In 2002, the crockery design was Awarded British Invention of the Year and featured on a number of TV science programs such as BBC Television's Tomorrow's World,[6] the Discovery Channels' 'What's the Big Idea',[7] and the CNN News.

After graduating from the Royal College of Art, Champkins worked at The Helen Hamlyn Research Centre[permanent dead link] as part of a twelve-month research project, to investigate how good school design can improve standards of education in the UK.[8]

In 2004, Champkins won a business award from NESTA[9] and founded Concentrate Design, a company that develops products intended to help pupils to concentrate at school.

In 2007, on the Dragons Den, Champkins won investment of £100,000 from Peter Jones in return for a 40% stake in Concentrate Design.[10]

In 2011, Champkins became the 'Inventor in Residence' at the London Science Museum. The aim of the role is to design new Science Museum branded products inspired by the Museum collection, and to promote science, design and innovation to visitors and the widest possible audience. He has created a magnetic chopping board/knife rack, levitating cutlery and an iGramo, which uses the acoustic effect of a gramophone trumpet to amplify music from mp3 players and smart phones.[11]

He has also been involved in outreach to encourage young people with science and engineering projects by being a celebrity judge at the National Science + Engineering Competition Finals at The Big Bang Fair.

Design work[edit]

Bottlecoolerpenholders by Mark Champkins
Pre-chewed Pencils by Mark Champkins
Black Hole Light by Mark Champkins for Stephen Hawking's 70th Birthday

Champkins has been responsible for designing and launching a number of products intended to enhance the concentration of pupils at school. The products aim to help pupils focus in the classroom by ensuring that they stay hydrated, eat healthy food, sit comfortably and are in the best state to learn. The products include;

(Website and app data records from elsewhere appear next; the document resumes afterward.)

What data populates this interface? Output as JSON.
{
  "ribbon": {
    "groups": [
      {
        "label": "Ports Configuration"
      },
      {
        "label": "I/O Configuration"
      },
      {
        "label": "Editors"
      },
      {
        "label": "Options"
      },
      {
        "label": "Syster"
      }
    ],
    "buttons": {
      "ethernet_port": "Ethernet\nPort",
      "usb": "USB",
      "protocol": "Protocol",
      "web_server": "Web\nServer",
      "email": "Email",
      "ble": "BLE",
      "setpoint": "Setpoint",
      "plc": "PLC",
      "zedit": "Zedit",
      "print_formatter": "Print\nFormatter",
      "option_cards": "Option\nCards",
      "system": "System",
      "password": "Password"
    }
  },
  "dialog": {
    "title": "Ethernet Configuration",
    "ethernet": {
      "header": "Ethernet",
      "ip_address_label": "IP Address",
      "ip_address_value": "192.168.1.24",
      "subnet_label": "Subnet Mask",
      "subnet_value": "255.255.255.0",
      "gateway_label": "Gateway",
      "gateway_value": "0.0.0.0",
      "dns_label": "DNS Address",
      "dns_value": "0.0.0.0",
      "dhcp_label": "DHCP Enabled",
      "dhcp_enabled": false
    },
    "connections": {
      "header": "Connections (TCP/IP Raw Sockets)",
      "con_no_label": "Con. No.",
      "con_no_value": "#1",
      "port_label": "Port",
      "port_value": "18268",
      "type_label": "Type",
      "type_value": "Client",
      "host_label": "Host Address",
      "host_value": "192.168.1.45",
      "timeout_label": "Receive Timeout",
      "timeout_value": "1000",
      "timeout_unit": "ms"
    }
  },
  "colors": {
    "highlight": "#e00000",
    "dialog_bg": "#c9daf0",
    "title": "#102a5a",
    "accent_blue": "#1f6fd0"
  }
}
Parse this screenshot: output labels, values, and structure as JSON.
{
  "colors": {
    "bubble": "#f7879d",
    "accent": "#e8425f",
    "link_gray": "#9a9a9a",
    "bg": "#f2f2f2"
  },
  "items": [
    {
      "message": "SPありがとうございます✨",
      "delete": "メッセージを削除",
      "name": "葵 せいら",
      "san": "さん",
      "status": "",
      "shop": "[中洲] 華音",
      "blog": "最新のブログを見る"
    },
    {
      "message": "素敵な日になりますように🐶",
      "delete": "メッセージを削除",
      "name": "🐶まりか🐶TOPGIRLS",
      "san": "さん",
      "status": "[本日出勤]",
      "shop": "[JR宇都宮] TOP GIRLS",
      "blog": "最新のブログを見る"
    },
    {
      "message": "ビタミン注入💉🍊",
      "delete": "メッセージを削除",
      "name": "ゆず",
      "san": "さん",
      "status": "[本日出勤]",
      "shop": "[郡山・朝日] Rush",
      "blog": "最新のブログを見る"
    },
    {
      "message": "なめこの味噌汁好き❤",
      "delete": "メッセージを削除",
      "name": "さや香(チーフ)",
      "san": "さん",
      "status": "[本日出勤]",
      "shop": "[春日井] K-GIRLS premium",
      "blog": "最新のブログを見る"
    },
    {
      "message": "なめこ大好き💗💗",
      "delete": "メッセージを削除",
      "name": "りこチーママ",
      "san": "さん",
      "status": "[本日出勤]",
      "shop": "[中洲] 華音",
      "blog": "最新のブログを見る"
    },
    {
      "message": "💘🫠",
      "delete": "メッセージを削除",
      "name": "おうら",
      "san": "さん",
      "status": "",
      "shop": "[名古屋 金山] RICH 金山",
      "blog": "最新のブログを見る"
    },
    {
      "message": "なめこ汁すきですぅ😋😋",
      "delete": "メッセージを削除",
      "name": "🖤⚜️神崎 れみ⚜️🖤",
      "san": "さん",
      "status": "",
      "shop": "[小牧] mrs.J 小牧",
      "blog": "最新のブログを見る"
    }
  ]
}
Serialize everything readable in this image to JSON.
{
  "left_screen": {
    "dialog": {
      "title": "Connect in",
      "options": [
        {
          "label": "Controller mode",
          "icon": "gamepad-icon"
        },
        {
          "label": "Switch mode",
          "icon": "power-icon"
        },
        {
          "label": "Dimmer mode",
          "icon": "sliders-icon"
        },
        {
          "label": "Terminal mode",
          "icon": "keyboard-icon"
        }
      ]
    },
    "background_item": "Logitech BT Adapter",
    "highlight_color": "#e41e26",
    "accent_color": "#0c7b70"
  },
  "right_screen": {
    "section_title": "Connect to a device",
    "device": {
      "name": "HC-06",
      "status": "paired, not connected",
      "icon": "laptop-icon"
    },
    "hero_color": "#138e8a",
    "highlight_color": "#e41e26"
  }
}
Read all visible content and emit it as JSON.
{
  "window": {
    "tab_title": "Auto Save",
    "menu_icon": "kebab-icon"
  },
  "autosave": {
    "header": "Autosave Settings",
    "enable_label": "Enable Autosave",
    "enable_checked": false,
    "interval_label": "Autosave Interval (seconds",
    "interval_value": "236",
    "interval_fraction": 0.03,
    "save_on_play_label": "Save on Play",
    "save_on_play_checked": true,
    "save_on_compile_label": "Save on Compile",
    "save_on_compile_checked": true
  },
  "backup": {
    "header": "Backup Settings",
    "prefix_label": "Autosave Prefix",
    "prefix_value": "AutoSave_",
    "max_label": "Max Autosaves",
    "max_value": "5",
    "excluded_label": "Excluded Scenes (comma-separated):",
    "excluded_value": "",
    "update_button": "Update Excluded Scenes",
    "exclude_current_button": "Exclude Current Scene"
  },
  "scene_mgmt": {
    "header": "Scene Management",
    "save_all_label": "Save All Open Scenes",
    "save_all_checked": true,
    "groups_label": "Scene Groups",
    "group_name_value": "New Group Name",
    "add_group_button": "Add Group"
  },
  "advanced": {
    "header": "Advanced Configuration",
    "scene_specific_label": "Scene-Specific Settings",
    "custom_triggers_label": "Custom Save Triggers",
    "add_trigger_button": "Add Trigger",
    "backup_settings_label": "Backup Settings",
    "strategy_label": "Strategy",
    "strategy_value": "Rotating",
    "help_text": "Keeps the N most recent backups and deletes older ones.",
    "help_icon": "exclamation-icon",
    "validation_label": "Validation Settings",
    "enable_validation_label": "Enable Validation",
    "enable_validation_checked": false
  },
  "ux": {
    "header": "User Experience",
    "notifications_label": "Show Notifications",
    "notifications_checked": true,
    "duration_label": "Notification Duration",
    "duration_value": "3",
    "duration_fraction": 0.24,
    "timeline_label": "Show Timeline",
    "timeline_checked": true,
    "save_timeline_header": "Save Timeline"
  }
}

The Bottlecoolerpenholder; a thermally insulating wet-suit style jacket for water bottles, which stores stationery and acts as a reminder for children to drink plenty of water during lessons. The Chairpadbag; a bag that doubles as a padded seat cover, to make hard plastic chairs more comfortable. The Food for Thought Lunchbox; which encourages children to eat more fruit and the Lunchbox Cooler; a thermally insulating bag that ensures that the contents of a lunchbox stay cool and palatable before eating.

Other products include a USB stick in the shape of a brain which lights up with a brightness corresponding to according to how much data is on it, DIY Reflective Stickers that pupils can cut out and customise their bags, bikes or scooters with, and a range of Anti-Smell Sports Bags, which contains a charcoal odour absorbing patch, to ensure sports kits left at school remains as fragrant as possible.

In 2008, Champkins released a number of more tongue-in-cheek products, including a Voting Ruler, with which pupils can vote 'yes' or 'no' by holding the appropriate end, coffee Mugs of Authority which allow teachers to silently communicate with their pupils phrases such as 'Put That Down' and 'Stop Doing That' as well packs of Pre-chewed Pencils.

The Pre-chewed Pencils caught the attention of bloggers, leading to an appearance on Chris Evans BBC Radio 2 drive time show to explain the invention.[12]

Champkins also provided design input to Joshua Silver's Adaptive Spectacles and Imperial College's Body Sensing Network, both of which promote well-being and education.[13]

In 2012, Champkins was commissioned by the Science Museum to design Stephen Hawking a 70th Birthday present. He created the "Black Hole Light" which represents the path light would take falling into a black hole. The light alludes to Hawking radiation and also makes reference to a Geissler tube, similar to a neon light, which provided clues about the existence of sub-atomic particles, arguably leading to the field of Quantum mechanics.[14]


In 2011, Champkins wrote "The Big Book of Celebrity Inventions", published by HarperCollins, describing the inventions that prominent public figures have either patented or would love to see. These include shoes patented by Michael Jackson, a drum tuning device invented by Marlon Brando, and Tony Benn's "Seatcase".